All of those phrases I listed are from the various notes sections of The Connected Discourses of the Buddha
by Venerable Bhikku Bodhi. I don't see anywhere in the book where he explains the meaning of these terms. Here are some full sentences with the examples of the terms I am interested in underlined and bolded:
Spk offers no help, but I take panassa to be an aorist
I think Ee is correct in retaining dittha; in Se and Be the word is taken as a past participle and is represented as neuter
dittham, but here it seems to function idiomatically with the meaning "lucky" or "splendid".
Be and Ee have bhattassa, but bhattu is genitive

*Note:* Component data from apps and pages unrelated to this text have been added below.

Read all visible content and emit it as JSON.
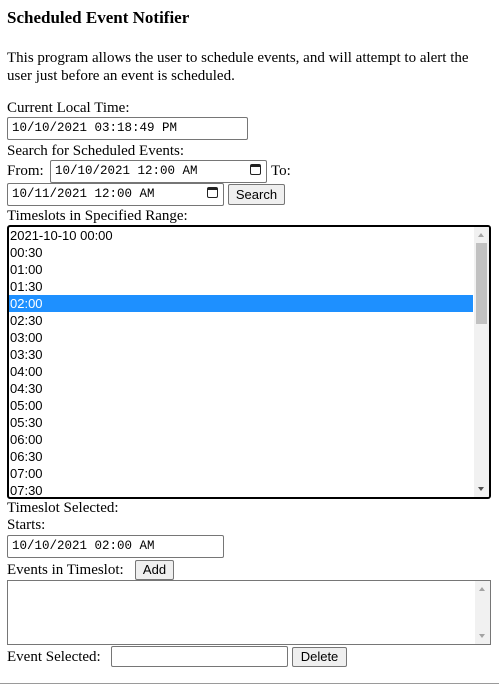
{
  "title": "Scheduled Event Notifier",
  "description": "This program allows the user to schedule events, and will attempt to alert the user just before an event is scheduled.",
  "current_time": {
    "label": "Current Local Time:",
    "value": "10/10/2021 03:18:49 PM"
  },
  "search": {
    "label": "Search for Scheduled Events:",
    "from_label": "From:",
    "from_value": "10/10/2021 12:00 AM",
    "to_label": "To:",
    "to_value": "10/11/2021 12:00 AM",
    "button": "Search"
  },
  "timeslots": {
    "label": "Timeslots in Specified Range:",
    "items": [
      "2021-10-10 00:00",
      "00:30",
      "01:00",
      "01:30",
      "02:00",
      "02:30",
      "03:00",
      "03:30",
      "04:00",
      "04:30",
      "05:00",
      "05:30",
      "06:00",
      "06:30",
      "07:00",
      "07:30"
    ],
    "selected_index": 4
  },
  "selected_slot": {
    "label": "Timeslot Selected:",
    "starts_label": "Starts:",
    "starts_value": "10/10/2021 02:00 AM"
  },
  "events": {
    "label": "Events in Timeslot:",
    "add_button": "Add"
  },
  "event_selected": {
    "label": "Event Selected:",
    "value": "",
    "delete_button": "Delete"
  }
}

of bhattar, the relavant noun here (not bhatta).
Spk glosses with tajjitam, sutajjitam, and says the meaning is sujitam, "well conquered," udu and sudu being mere indeclinables
Spk-pt lends further support to this reading by glossing bojjha with bodhito and explaining it as an ablative
At this point, I think that these words come from grammar and linguistics. Is there any such book or author or resource where these enigmatic terms are clearly explained with examples? I sure didn't learn these kinds of words in school!
Then the Lord said to the monks: 'Now, monks, I declare to you: all conditioned things are of a nature to decay - strive on untiringly.' These were the Tathagata's last words.
-DN 16, trans. Maurice Walshe
'Whatever should be done, bhikkhus, by a compassionate teacher out of compassion for his disciples, desiring their welfare, that I have done for you. These are the feet of trees, bhikkhus, these are empty huts. Meditate, bhikkhus, do not be negligent, lest you regret it later. This is our instruction to you.'
-SN 43.1, trans. Ven. Bhikkhu Bodhi